If trimming the beginning of the clip, when the Trim‑In icon appears, press Alt and drag the edge to the desired frame. (You can release the Alt key after you begin dragging.) Notice that the video stays aligned with the previous clip.
If trimming the end of the clip, when the Trim‑Out icon appears, press Alt and drag the edge to the desired frame. (You can release the Alt key after you begin dragging.) Notice that subsequent clips in the track shift left.
Tip: Alt-dragging a clip temporarily unlinks the clips. When you want to move or edit them together, select them again.
You can preview any clip and set new In and Out points for it before adding it to the Expert view timeline or the Quick view timeline. You might, for example, preview your clips to determine their quality and trim unusable parts before arranging them. You can preview and trim clips in the Preview window.
Trimming a clip in the Preview window sets its In and Out points for all subsequent instances in the Expert view timeline or the Quick view timeline. It does not change the In and Out points of clip instances that are already in the Expert view timeline or the Quick view timeline. To let all clip instances use the same In and Out points, set them before placing the clip in either timeline.
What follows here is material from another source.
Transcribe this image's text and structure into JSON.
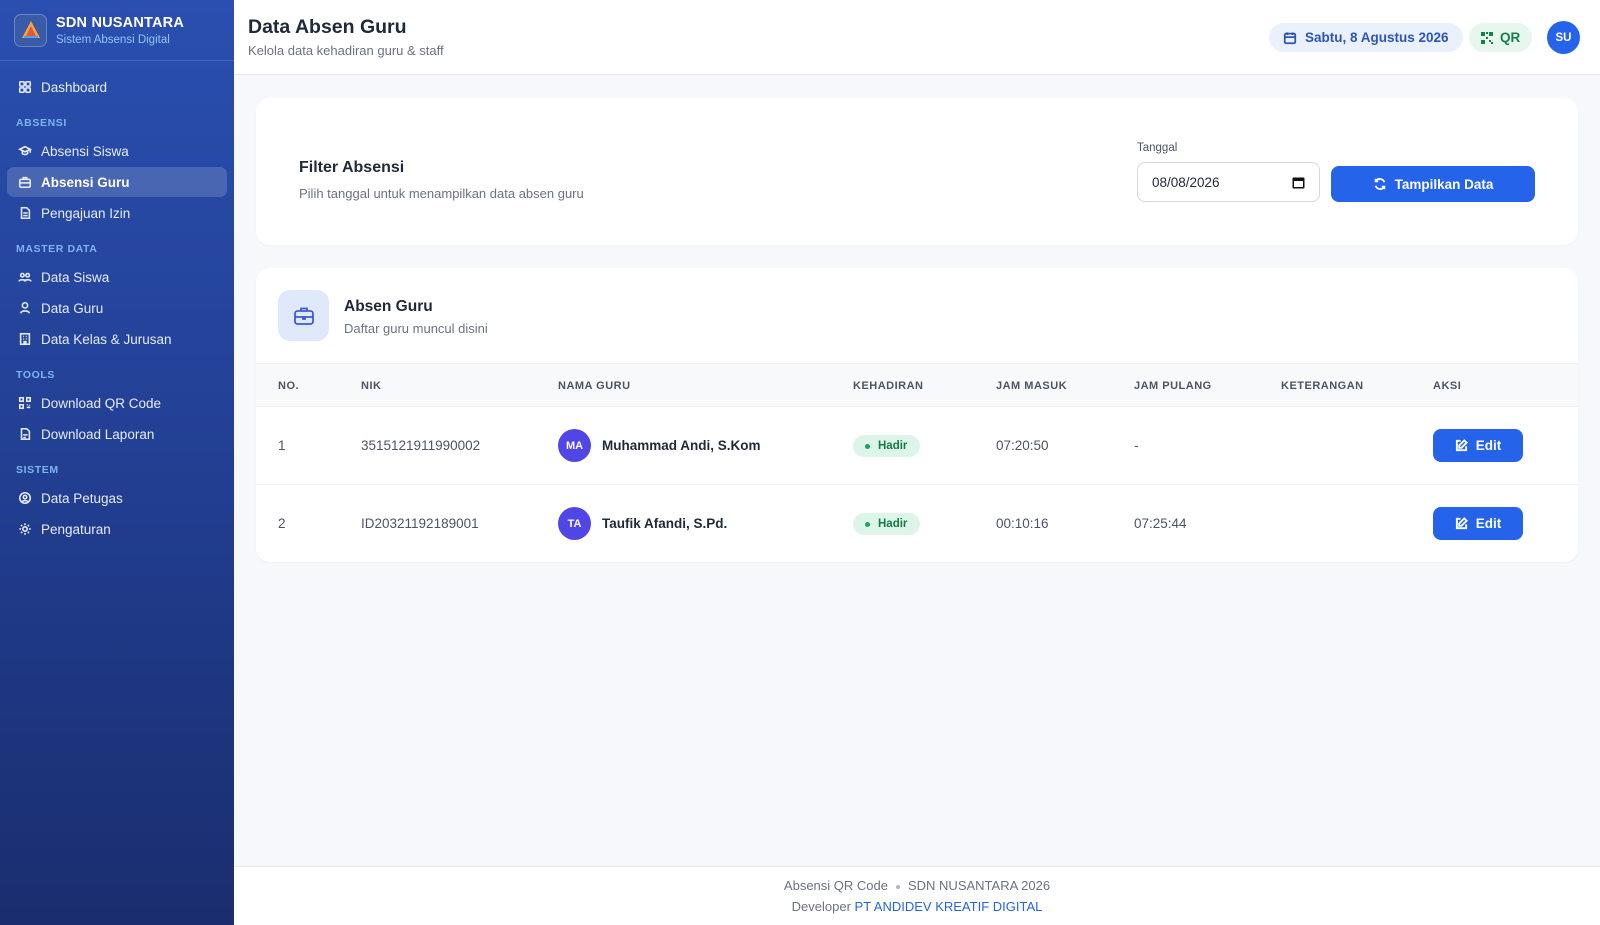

A. Zoom control B. Clip In point C. Current time D. Playback controls E. Current-time indicator F. Clip Out point G. Clip duration
You can trim a clip in the Preview window before placing it in the Expert view timeline. Trimming in the Preview window does not affect instances of the clip that are already in the Expert view timeline or the Quick view timeline.
Once a clip is in a movie, you can reopen it in the Preview window to change its In and Out points for subsequent instances. You can either regain frames previously trimmed or trim additional frames.
Subsequent clip instances you drag to the Expert view timeline assume the In and Out points of the trimmed clip.
Move the current-time indicator to the frame you want as the first frame of the clip, even if it’s to the left of the current In point. Click the Set In Point button.
Move the current-time indicator to the frame you want as the last frame of the clip, even if it’s to the right of the current Out point. Click the Set Out Point button.
Drag the In point or Out point handle to the frame you want.